Sticking to the agenda
Even countries that are net contributors to the EU budget are unwilling to discuss the long-term budget issue at the December summit, EURACTIV understands. Leaders, including Germany's Angela Merkel, want to avoid discussions getting out of control at a time when the crisis in the euro zone is likely to dominate headlines.
At the summit, leaders are expected to agree on a permanent mechanism to deal with future crises in the euro zone by agreeing limited changes to the EU treaty. The change was requested by Merkel, who warned the current bailout plan for Greece and Ireland rests on shaky legal ground and risks being challenged before the German constitutional court.
Firstly, a discussion on the long-term budget would complicate an agreement on the permanent bailout mechanism, the Polish official explained. Secondly, the UK is likely to benefit from possible trade-offs on the budget issue in return for its backing for a permanent mechanism to assist countries in financial difficulty.
Indeed, as an eurozone outsider, London has nothing to lose on the small print of the permanent bailout plan.
Warsaw fearful of new eurozone entry conditions
But it is precisely that small print that Warsaw fears.
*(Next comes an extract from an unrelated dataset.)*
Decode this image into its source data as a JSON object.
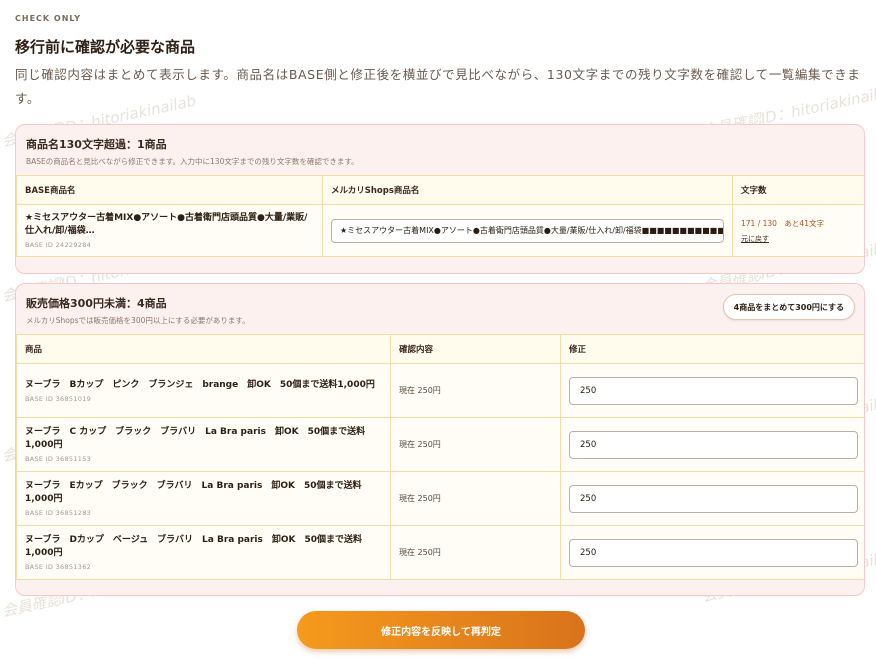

Poland is worried that new eurozone rules will raise the bar higher for countries that wish to join the common currency, the official explained.
Poland is not yet a member of the euro zone, but its sound economy augurs well for its accession in the near future. The current problems of eurozone members Greece and Ireland have not discouraged Warsaw from its goal of joining the euro zone, the diplomat confirmed.
For example, Poland could be required to raise its corporate tax as a condition for joining the currency. Poland's corporate tax is currently at a relatively low rate of 19%, which makes the country highly attractive to foreign investors. In comparison, the corporate tax reaches 33.33% in France and 33.99% in Belgium. In Germany, the corporate tax is an aggregate of the federal tax of 15.825% plus a local tax ranging between 14.35 and 17.5%.
By introducing new legal conditions, the EU net payers would in fact set up a kind of eurozone "hardcore", effectively changing the Union's architecture, the diplomat said.
Warsaw's concerns are also a warning to "net contributors" and Germany in particular. Poland is to hold parliamentary elections next year, and any suggestion that the proposed treaty change could be against the country's interests could put its ratification in jeopardy, the diplomat explained.
Under its former President Lech Kaczy?ski, a Eurosceptic, Poland was one of the most difficult countries in ratifying the Lisbon Treaty.
The ramifications may be even wider. Should the "net contributors" push for big cuts in the EU's long-term budget, Poland may re-visit its positions on climate change, the diplomat said.
"In Poland's perspective, the best use of EU money is under the structural funds. It will be difficult to explain to the Polish people that giving China money to tackle climate change is a better way to use EU money," the official said.
'EU running after events'
The Polish official complained that the EU had been unprepared to tackle developments in Greece and Ireland, and said the EU agenda was dictated by markets, not by EU leaders.
"We are running after events. We are not the master of EU summits. We are trying to catch the train while markets are dictating," he lamented.